March 2008 – by Cormac Campbell
The last time I saw John Kremer was in my final days as a psychology student at Queens University, Belfast. The English horseracing enthusiast had lectured me for six interesting months on the evolving field of sport psychology – a discipline, which has become virtually essential to all top-level athletes.
Due to a nasty nasal injury picked up in a teenage boxing bout, it was unlikely that I would ever be putting the principles taught in his overcrowded classroom into practice, but looking back three years later it is the contents of his lectures which are among the few things I remember from the course.
All too often we hear quacks preaching their latest one-size-fits-all solution to performance problems – but Kremer has always argued that such simplified solutions can cause more harm than good.
“Everytime a coach opens his mouth and puts across an idea to an athlete it has a psychological effect,” he said whilst sipping a fresh cup of tea in the bar of the Wellington Park Hotel. “Sometimes it is good and has a positive effect and sometimes it is bad and can do a lot of damage. “If I was to put a heading over this it would be caution. There are people around who don’t have the best interests of the boxer at heart and don’t indeed really know the scientific principles of what they are talking about. Their advice can obviously backfire and in boxing, someone can get hurt.”
The presence of individuals who don’t know what they are talking about is something Kremer believes is gradually being removed from the top ranks of sport. “The British and Irish psychological societies are trying to regulate whereby you can’t call yourself a sports psychologist without the real training. “You need to make sure the person an athlete chooses knows what they are talking about – so that you can sort the wheat from the chaff.
“You don’t want to find somebody who wants to be in the ring or at centre stage. You want to find somebody who effectively does a job which means they aren’t needed anymore and have talked their way out of that job.” The principles Kremer advocates are relatively consistent across most sports, but despite this, individually tailoured techniques should be applied.
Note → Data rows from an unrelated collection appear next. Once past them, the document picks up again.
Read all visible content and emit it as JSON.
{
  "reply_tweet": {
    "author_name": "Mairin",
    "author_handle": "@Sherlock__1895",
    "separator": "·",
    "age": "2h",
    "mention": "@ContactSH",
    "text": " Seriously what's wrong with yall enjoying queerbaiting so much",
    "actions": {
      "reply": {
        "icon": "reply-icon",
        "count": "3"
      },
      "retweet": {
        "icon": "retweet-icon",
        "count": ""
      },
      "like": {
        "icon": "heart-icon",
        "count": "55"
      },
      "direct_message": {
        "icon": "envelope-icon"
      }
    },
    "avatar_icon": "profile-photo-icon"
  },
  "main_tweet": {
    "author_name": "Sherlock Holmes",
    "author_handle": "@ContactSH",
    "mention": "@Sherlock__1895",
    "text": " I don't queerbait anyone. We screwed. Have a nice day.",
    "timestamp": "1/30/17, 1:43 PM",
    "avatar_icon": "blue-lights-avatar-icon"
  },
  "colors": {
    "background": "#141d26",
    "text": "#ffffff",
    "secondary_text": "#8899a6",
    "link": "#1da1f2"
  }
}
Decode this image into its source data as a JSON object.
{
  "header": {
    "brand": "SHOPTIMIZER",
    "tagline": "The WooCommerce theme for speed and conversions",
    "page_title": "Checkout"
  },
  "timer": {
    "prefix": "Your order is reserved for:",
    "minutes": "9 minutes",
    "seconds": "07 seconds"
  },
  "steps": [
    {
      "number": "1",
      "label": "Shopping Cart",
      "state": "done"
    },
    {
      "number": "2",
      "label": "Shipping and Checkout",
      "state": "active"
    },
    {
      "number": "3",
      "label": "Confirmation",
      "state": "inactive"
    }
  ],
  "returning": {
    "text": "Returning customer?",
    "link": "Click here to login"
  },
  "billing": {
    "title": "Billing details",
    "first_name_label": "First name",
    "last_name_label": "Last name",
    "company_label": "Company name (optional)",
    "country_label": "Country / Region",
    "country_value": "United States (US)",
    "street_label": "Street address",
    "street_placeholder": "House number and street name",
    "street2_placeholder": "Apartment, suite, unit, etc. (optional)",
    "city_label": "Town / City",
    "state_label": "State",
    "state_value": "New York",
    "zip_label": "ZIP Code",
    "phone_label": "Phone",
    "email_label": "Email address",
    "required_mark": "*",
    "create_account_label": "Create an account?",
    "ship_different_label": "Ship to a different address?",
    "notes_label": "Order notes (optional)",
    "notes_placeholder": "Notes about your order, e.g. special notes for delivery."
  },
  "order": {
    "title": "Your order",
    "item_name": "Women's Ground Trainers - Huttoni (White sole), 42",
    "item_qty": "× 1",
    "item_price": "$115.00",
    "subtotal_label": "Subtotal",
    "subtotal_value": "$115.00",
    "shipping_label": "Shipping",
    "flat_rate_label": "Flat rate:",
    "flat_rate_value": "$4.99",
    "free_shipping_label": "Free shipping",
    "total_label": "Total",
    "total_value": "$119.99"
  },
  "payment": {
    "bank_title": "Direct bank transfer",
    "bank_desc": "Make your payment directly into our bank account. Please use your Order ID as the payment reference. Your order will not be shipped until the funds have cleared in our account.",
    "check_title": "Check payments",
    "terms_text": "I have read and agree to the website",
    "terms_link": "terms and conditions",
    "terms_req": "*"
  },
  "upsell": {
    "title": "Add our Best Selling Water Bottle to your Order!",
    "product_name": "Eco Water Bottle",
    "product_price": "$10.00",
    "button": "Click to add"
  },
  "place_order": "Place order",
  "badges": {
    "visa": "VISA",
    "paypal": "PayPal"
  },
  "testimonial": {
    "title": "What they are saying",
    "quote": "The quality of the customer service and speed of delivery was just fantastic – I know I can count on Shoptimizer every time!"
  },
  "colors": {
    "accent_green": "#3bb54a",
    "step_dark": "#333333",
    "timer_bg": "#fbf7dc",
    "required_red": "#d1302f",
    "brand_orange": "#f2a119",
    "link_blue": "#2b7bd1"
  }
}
“Some athletes have to be wired to the moon to perform at their best and others need to be totally relaxed – think Lennox Lewis and Naseem Hamed. “What you need to find is the point on this continuum where the boxer fights at his best.”
In the same way a boxer aims to peak physically before a contest, Kremer believes that mental preparation is something which can also be brought to the boil at just the right time. “The majority of people I work with focus on their sport too much, they don’t give themselves enough time out.
“Obviously there are times when you have to be totally concentrated at 100%, but there are others when you should be chilling out. Slowly but surely athletes should find what will work for them. “Whatever formula Ricky Hatton has hit upon seems to work – but physically how sustainable that is remains to be seen and I couldn’t comment on that. But psychologically, he has those time-outs which clearly work. And he hasn’t changed since he first burst on the scene. “There are others who look for role models, instead of trying to do what works best for them. Role models are fine in their place – but they shouldn’t come into the way of who you are.”
Kremer believes boxers trying to be someone they are not can prevent even the very best reaching their full potential. “I hate to see inconsistencies in performance. You hear things all the time like ‘you’re only as good as your last match’ but I disagree. You are as good as your best match because you have shown you can perform to that level.
“So variance in performance often isn’t to do with the technical or the physical but rather the psychological things that haven’t been addressed.”
In an age where an undefeated record has become increasingly important for boxers reaching the top, Kremer is adamant that losing can do more good than winning. “You learn more from your setbacks than successes. Those people who step into the ring and imagine it is always going to be perfect – they are psychologically much more fragile and it is more difficult to come back but then there are others who go away and regroup and come back stronger (again think Lennox Lewis and Naseem Hamed).
John Kremer’s new book Pure Sport – Practical Sport Psychology, which was written with Aidan Moran is now available through Routledge Press.